WHAT IS EXPECTED |
Work through the entries below and show every line in which "Windows" is found.

------------------------

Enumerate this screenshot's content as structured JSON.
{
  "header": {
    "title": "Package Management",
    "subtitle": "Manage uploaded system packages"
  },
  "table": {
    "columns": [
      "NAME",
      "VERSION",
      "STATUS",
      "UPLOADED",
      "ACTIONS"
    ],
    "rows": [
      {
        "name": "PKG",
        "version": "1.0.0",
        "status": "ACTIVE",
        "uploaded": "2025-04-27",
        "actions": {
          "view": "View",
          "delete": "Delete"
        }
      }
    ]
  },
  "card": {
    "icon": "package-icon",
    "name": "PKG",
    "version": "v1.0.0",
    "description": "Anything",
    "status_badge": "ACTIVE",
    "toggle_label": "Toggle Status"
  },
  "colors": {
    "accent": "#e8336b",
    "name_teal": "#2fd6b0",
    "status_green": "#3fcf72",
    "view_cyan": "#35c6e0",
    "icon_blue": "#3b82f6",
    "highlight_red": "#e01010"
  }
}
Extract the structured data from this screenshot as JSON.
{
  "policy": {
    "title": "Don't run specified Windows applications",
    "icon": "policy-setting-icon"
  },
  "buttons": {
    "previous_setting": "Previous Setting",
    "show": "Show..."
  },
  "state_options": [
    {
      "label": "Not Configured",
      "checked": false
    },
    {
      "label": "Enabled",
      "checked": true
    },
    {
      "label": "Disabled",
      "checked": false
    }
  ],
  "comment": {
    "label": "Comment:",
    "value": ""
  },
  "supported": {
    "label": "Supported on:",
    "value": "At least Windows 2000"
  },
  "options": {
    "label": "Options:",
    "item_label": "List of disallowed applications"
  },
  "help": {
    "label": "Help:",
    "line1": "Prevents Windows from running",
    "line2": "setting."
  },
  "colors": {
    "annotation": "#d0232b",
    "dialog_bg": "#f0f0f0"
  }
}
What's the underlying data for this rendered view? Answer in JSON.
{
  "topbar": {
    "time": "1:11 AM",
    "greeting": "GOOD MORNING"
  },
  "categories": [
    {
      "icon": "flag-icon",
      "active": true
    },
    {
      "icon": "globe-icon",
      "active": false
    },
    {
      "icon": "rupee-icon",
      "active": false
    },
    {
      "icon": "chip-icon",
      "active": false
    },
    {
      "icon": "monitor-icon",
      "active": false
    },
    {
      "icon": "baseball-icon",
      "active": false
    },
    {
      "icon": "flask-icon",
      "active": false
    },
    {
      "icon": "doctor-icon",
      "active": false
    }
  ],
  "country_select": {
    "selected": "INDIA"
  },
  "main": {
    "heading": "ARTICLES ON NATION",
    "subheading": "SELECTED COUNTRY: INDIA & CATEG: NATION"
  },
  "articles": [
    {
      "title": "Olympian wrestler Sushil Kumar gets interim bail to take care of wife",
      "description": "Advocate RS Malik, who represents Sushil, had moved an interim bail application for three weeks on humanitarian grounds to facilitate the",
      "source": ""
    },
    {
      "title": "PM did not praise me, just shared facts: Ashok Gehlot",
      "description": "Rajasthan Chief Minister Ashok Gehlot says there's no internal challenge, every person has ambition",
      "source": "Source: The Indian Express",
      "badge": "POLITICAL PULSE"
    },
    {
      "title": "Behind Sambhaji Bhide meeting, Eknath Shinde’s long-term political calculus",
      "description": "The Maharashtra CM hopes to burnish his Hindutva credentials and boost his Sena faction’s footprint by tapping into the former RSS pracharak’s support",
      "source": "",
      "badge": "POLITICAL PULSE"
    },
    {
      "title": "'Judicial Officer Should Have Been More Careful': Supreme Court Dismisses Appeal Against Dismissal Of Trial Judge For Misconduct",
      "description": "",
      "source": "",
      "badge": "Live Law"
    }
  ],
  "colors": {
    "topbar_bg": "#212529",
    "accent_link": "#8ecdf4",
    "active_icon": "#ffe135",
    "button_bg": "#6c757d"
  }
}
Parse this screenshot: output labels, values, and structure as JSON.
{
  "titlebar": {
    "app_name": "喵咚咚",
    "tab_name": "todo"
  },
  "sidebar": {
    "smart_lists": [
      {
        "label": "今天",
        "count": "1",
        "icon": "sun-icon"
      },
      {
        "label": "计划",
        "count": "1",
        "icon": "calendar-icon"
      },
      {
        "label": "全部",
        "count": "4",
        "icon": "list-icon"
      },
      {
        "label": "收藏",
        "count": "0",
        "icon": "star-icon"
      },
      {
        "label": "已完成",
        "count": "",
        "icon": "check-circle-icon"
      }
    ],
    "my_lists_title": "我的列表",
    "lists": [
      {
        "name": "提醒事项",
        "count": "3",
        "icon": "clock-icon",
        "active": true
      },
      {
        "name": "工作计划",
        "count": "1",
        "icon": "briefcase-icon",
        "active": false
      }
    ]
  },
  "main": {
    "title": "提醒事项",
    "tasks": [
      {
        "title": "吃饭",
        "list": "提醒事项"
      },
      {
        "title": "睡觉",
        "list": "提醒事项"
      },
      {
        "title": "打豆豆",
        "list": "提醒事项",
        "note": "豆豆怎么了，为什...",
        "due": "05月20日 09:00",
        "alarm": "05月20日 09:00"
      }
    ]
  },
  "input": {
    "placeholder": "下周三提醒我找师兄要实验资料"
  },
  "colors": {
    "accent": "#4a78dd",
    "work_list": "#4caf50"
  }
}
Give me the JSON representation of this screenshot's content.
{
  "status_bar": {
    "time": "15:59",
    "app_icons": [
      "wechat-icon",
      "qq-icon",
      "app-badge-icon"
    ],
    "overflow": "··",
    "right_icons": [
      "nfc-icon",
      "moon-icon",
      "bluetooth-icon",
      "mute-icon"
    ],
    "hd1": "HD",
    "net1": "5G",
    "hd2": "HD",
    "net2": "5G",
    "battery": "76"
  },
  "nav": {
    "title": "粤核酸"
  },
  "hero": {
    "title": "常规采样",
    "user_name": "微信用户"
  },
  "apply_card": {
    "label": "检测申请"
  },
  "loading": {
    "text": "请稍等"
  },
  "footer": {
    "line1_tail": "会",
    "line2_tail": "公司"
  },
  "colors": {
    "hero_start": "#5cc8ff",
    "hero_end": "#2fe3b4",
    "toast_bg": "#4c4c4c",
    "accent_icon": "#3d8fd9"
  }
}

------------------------

SOLUTION TO THE EXERCISE |
    "title": "Don't run specified Windows applications",
    "value": "At least Windows 2000"
    "line1": "Prevents Windows from running",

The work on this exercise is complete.